● **Activity**:
Output the full listing below exactly, without the pictures.

● **Stored data**:
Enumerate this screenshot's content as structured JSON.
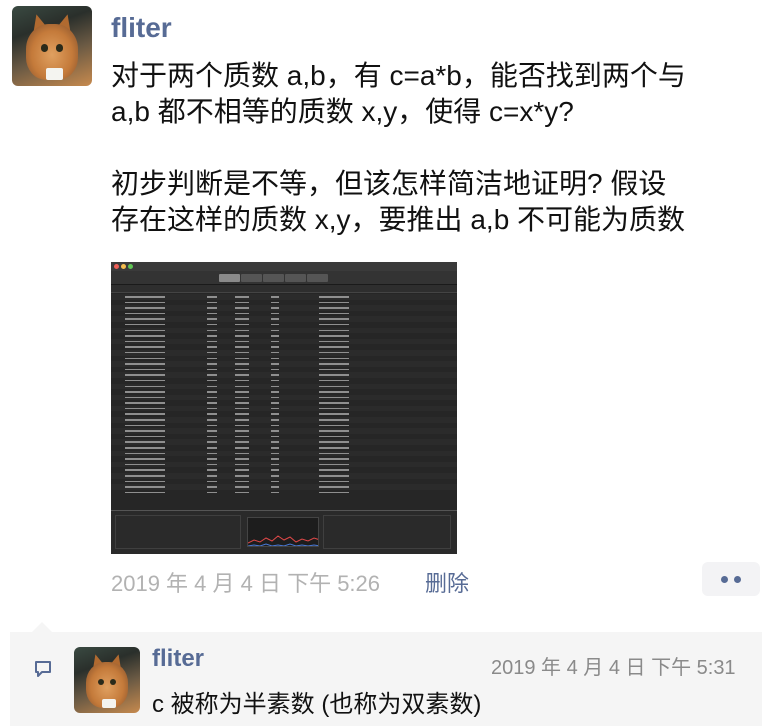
{
  "post": {
    "author": "fliter",
    "text_lines": [
      "对于两个质数 a,b，有 c=a*b，能否找到两个与",
      "a,b 都不相等的质数 x,y，使得 c=x*y?",
      "初步判断是不等，但该怎样简洁地证明? 假设",
      "存在这样的质数 x,y，要推出 a,b 不可能为质数"
    ],
    "timestamp": "2019 年 4 月 4 日  下午 5:26",
    "delete_label": "删除"
  },
  "comment": {
    "author": "fliter",
    "timestamp": "2019 年 4 月 4 日  下午 5:31",
    "text": "c 被称为半素数 (也称为双素数)"
  },
  "icons": {
    "avatar": "cat-avatar",
    "more": "more-dots-icon",
    "comment": "comment-bubble-icon"
  },
  "colors": {
    "link": "#576b95",
    "meta": "#b2b2b2",
    "comment_bg": "#f5f5f5"
  }
}
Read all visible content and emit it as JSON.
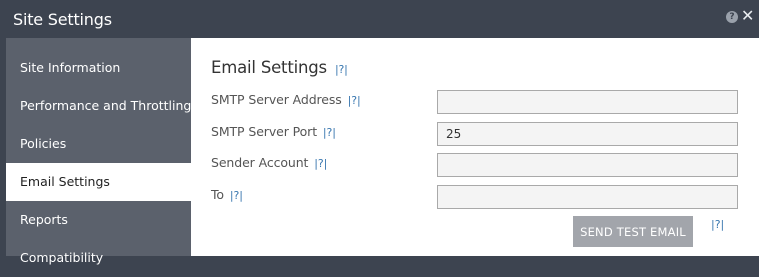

● **Task result**:
Enumerate this screenshot's content as structured JSON.
{
  "post": {
    "author": "fliter",
    "text_lines": [
      "对于两个质数 a,b，有 c=a*b，能否找到两个与",
      "a,b 都不相等的质数 x,y，使得 c=x*y?",
      "初步判断是不等，但该怎样简洁地证明? 假设",
      "存在这样的质数 x,y，要推出 a,b 不可能为质数"
    ],
    "timestamp": "2019 年 4 月 4 日  下午 5:26",
    "delete_label": "删除"
  },
  "comment": {
    "author": "fliter",
    "timestamp": "2019 年 4 月 4 日  下午 5:31",
    "text": "c 被称为半素数 (也称为双素数)"
  },
  "icons": {
    "avatar": "cat-avatar",
    "more": "more-dots-icon",
    "comment": "comment-bubble-icon"
  },
  "colors": {
    "link": "#576b95",
    "meta": "#b2b2b2",
    "comment_bg": "#f5f5f5"
  }
}
Read all visible content and emit it as JSON.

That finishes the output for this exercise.